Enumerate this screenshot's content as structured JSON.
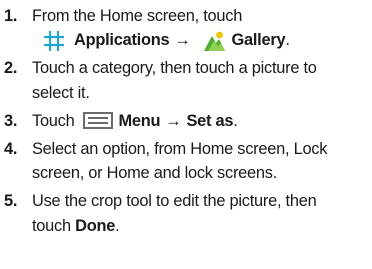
{
  "steps": [
    {
      "number": "1.",
      "line1": "From the Home screen, touch",
      "applications_label": "Applications",
      "arrow": "→",
      "gallery_label": "Gallery",
      "end_punct": "."
    },
    {
      "number": "2.",
      "text_line1": "Touch a category, then touch a picture to",
      "text_line2": "select it."
    },
    {
      "number": "3.",
      "prefix": "Touch",
      "menu_label": "Menu",
      "arrow": "→",
      "set_as_label": "Set as",
      "end_punct": "."
    },
    {
      "number": "4.",
      "text_line1": "Select an option, from Home screen, Lock",
      "text_line2": "screen, or Home and lock screens."
    },
    {
      "number": "5.",
      "text_line1": "Use the crop tool to edit the picture, then",
      "text_line2_prefix": "touch ",
      "done_label": "Done",
      "end_punct": "."
    }
  ],
  "colors": {
    "text": "#1a1a1a",
    "applications_icon": "#1ea7d6",
    "menu_icon": "#6b6b6b",
    "gallery_green": "#4cae2f",
    "gallery_yellow": "#f2c400"
  },
  "icons": {
    "applications": "applications-grid-icon",
    "gallery": "gallery-icon",
    "menu": "menu-icon"
  }
}
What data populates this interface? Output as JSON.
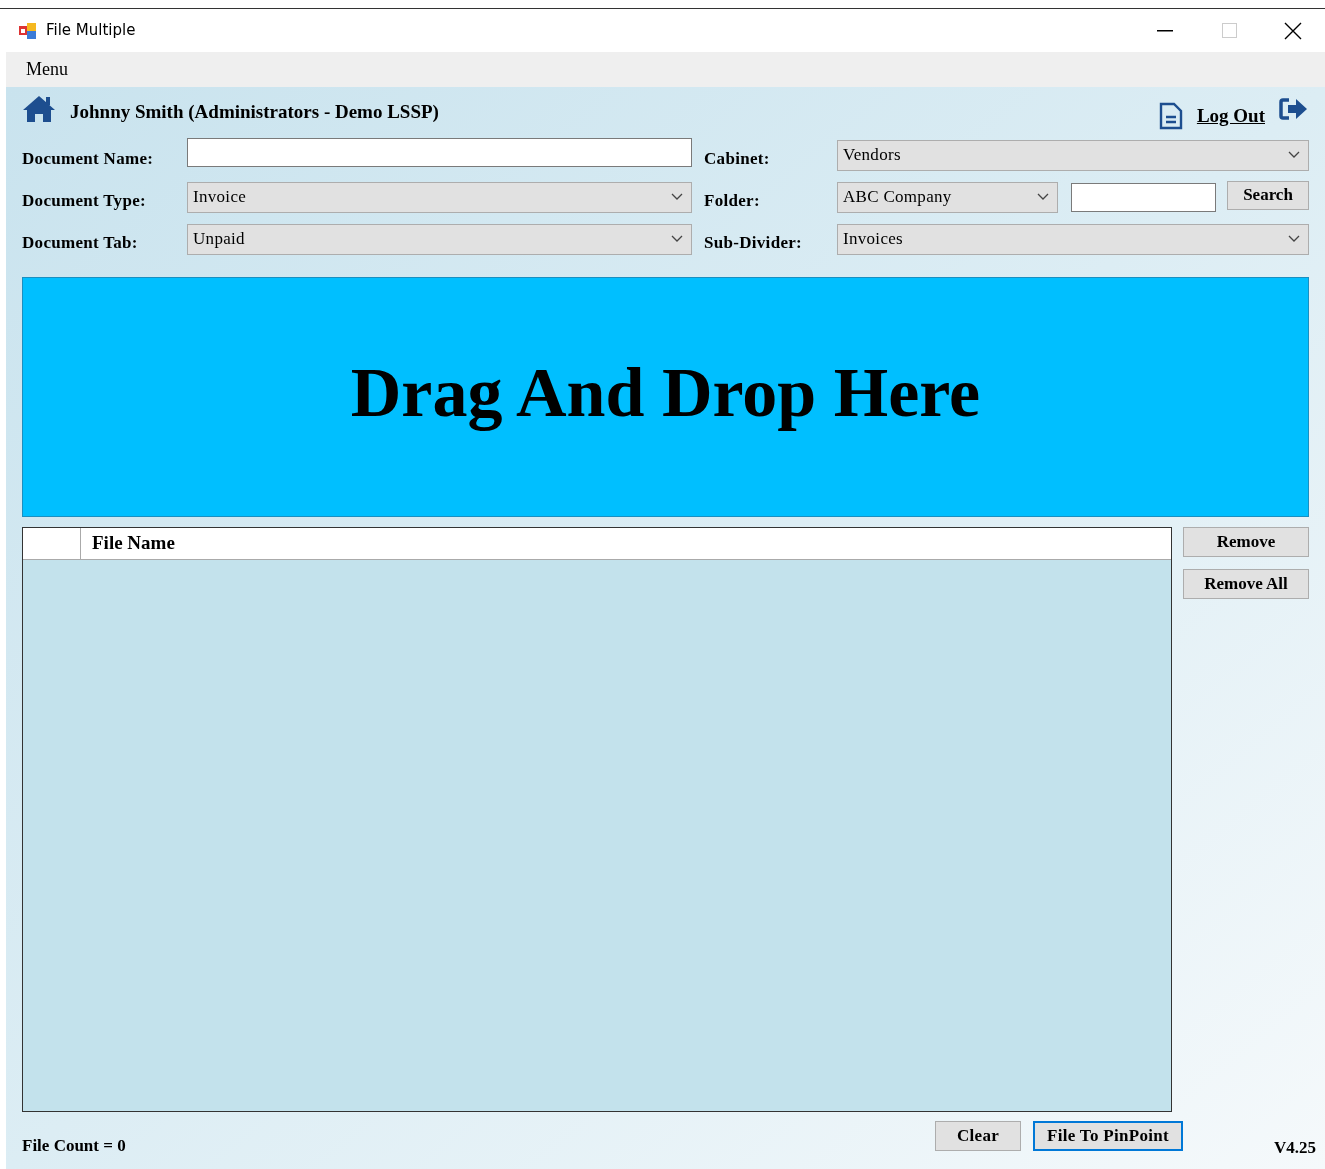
{
  "window": {
    "title": "File Multiple",
    "maximize_disabled": true
  },
  "menu_bar": {
    "items": [
      "Menu"
    ]
  },
  "header": {
    "user": "Johnny Smith (Administrators - Demo LSSP)",
    "logout": "Log Out"
  },
  "form": {
    "left": [
      {
        "kind": "text",
        "label": "Document Name:"
      },
      {
        "kind": "dropdown",
        "label": "Document Type:",
        "value": "Invoice"
      },
      {
        "kind": "dropdown",
        "label": "Document Tab:",
        "value": "Unpaid"
      }
    ],
    "right": [
      {
        "kind": "dropdown",
        "label": "Cabinet:",
        "value": "Vendors"
      },
      {
        "kind": "folder",
        "label": "Folder:",
        "value": "ABC Company",
        "button": "Search"
      },
      {
        "kind": "dropdown",
        "label": "Sub-Divider:",
        "value": "Invoices"
      }
    ]
  },
  "drop_zone": {
    "text": "Drag And Drop Here"
  },
  "table": {
    "columns": [
      "File Name"
    ]
  },
  "side_buttons": [
    "Remove",
    "Remove All"
  ],
  "footer": {
    "file_count": "File Count = 0",
    "buttons": [
      {
        "label": "Clear",
        "focused": false
      },
      {
        "label": "File To PinPoint",
        "focused": true
      }
    ],
    "version": "V4.25"
  }
}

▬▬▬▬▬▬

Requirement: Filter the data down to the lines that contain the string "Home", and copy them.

Expected output:
      "line1": "From the Home screen, touch",
      "text_line1": "Select an option, from Home screen, Lock",
      "text_line2": "screen, or Home and lock screens."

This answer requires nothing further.